Exercise | List every line in this data where the string "Corriente" occurs.

━━━━━━━━━━

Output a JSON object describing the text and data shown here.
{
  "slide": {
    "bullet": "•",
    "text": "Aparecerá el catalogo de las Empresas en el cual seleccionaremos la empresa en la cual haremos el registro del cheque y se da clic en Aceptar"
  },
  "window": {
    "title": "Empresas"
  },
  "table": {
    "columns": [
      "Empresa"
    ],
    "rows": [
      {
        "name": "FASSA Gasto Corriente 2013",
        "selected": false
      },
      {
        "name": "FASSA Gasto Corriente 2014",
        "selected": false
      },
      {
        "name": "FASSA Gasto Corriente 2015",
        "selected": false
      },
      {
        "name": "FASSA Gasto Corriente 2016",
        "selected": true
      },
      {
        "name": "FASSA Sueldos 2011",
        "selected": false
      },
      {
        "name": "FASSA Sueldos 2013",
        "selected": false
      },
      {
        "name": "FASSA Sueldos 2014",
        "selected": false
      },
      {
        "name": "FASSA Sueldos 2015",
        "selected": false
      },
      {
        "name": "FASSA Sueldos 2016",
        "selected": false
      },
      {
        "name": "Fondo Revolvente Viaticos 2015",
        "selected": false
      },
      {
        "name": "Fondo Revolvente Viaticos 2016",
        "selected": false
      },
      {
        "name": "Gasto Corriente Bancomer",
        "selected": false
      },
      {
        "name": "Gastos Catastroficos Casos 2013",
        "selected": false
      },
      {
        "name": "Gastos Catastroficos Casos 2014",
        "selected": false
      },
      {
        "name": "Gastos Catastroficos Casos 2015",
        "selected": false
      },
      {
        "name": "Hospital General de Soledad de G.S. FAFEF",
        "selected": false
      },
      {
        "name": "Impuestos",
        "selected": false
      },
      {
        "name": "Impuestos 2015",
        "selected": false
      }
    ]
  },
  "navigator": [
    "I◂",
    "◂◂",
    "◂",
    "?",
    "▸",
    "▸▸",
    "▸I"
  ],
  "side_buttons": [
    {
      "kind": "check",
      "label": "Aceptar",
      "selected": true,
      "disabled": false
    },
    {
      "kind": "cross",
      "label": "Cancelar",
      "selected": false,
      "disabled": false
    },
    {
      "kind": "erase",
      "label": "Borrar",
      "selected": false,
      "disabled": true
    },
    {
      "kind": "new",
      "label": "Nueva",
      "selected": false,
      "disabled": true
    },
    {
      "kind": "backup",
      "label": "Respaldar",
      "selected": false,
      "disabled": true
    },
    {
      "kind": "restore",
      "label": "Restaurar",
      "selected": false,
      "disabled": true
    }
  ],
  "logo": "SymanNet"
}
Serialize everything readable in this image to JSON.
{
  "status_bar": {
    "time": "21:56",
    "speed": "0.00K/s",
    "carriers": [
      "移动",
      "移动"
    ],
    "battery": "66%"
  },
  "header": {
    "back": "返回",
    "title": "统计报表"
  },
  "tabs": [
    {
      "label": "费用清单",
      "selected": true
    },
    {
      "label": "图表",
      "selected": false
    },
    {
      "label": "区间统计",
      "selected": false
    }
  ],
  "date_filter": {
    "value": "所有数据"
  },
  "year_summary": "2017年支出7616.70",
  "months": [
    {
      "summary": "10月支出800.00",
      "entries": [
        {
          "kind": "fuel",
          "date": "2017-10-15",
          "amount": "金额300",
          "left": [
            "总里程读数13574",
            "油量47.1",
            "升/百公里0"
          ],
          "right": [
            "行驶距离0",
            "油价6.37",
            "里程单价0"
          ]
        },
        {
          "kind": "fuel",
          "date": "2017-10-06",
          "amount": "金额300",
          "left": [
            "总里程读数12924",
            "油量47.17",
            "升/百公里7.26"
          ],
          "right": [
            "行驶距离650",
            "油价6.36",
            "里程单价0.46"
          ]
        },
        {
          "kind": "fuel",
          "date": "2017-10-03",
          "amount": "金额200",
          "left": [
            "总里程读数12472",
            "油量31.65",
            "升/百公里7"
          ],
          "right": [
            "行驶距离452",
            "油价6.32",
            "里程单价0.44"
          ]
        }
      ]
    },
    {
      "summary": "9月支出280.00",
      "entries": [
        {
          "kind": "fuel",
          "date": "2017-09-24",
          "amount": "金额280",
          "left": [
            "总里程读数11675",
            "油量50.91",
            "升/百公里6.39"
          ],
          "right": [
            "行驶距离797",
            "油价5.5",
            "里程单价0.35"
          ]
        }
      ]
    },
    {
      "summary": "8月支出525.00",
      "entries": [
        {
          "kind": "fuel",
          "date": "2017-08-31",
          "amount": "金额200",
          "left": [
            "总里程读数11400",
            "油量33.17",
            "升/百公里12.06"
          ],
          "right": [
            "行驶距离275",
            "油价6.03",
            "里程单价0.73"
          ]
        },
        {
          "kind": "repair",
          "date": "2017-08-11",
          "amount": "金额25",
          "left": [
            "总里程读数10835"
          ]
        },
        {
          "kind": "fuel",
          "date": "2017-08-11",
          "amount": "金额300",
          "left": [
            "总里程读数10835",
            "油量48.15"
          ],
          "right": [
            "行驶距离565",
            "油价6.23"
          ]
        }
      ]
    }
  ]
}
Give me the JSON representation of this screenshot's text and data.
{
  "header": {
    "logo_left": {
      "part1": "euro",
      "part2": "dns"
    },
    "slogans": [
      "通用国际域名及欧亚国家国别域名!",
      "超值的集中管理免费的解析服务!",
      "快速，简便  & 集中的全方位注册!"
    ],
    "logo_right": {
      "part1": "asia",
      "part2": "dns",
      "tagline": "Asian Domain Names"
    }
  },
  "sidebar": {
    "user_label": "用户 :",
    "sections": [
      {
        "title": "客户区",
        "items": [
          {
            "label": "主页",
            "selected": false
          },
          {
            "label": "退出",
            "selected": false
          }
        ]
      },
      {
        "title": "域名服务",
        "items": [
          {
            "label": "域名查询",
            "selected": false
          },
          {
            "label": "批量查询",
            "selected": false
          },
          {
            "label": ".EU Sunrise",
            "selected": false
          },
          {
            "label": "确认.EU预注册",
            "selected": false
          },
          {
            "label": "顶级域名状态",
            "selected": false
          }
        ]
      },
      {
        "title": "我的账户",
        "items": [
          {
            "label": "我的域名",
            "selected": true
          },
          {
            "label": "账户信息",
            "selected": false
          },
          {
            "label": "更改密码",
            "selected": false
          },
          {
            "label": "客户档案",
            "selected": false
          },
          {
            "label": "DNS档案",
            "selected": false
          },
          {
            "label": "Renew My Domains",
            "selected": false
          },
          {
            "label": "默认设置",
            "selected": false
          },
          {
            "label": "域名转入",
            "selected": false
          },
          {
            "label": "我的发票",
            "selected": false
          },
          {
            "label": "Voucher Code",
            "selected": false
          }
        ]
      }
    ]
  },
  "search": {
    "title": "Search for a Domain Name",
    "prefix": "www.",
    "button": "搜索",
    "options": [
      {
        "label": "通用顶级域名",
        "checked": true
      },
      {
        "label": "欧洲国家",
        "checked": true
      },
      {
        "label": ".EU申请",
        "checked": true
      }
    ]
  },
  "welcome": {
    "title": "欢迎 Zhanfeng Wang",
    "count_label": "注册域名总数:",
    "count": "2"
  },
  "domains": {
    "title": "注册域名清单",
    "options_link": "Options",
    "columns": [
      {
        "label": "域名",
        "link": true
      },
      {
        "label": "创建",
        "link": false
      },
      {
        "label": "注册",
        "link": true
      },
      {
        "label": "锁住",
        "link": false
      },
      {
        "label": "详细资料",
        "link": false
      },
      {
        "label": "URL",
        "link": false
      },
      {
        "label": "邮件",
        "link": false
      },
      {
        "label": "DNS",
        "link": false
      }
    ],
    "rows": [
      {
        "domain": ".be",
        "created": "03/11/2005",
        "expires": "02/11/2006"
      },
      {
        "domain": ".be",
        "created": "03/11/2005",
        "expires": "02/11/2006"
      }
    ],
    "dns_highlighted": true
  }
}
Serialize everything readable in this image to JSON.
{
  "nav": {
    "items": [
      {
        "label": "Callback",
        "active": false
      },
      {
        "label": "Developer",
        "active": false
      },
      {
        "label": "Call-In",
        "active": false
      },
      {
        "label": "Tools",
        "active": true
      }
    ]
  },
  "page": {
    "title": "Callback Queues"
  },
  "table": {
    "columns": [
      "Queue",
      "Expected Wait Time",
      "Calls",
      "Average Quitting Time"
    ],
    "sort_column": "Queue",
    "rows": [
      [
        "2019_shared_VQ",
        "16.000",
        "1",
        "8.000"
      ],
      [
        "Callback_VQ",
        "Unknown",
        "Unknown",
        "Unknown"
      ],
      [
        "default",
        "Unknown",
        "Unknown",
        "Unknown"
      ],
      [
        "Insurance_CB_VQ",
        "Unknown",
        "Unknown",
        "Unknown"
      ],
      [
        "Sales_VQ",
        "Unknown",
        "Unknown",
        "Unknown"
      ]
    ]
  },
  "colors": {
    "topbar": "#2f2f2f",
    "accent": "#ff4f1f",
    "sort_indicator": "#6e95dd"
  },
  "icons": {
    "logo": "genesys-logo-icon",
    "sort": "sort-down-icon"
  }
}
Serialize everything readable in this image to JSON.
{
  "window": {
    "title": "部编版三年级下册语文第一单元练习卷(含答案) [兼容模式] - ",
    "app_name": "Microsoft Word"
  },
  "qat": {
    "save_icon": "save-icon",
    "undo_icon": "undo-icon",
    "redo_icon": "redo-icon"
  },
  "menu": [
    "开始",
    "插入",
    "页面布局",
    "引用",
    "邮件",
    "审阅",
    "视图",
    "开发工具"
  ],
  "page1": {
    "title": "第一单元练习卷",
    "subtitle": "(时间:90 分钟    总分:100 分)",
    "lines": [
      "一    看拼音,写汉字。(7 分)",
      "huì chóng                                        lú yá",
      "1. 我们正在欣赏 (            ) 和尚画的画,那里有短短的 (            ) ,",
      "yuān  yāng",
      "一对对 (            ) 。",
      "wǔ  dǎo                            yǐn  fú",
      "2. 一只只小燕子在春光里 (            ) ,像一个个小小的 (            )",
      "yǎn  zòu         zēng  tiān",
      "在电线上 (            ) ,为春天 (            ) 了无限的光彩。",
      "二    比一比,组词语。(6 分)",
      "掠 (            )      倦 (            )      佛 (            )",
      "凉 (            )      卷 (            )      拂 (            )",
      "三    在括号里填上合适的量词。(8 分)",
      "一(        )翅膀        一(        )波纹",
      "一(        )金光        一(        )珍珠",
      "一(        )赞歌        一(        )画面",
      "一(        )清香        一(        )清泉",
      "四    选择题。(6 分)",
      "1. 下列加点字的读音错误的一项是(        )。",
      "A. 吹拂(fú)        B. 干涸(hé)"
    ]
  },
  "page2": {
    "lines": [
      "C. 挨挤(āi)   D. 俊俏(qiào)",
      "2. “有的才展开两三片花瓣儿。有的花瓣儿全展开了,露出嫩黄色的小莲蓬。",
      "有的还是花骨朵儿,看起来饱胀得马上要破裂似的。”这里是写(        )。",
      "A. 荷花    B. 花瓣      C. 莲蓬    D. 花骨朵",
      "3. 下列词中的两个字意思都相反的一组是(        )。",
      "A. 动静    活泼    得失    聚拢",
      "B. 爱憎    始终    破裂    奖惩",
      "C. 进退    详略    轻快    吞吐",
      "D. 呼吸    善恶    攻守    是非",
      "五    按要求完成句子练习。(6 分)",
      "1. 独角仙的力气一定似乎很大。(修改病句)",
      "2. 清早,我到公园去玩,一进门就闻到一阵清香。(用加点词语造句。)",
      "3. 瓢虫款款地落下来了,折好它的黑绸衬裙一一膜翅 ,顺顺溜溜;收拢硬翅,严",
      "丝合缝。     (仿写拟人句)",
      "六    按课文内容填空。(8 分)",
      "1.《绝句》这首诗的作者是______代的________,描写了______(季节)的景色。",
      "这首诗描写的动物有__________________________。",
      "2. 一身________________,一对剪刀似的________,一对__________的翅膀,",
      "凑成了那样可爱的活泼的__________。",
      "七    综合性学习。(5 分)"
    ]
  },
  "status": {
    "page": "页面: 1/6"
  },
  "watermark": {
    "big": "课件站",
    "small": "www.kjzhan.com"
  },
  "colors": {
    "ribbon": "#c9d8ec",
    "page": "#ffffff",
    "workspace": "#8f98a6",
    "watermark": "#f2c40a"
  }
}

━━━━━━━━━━

Answer section |
        "name": "FASSA Gasto Corriente 2013",
        "name": "FASSA Gasto Corriente 2014",
        "name": "FASSA Gasto Corriente 2015",
        "name": "FASSA Gasto Corriente 2016",
        "name": "Gasto Corriente Bancomer",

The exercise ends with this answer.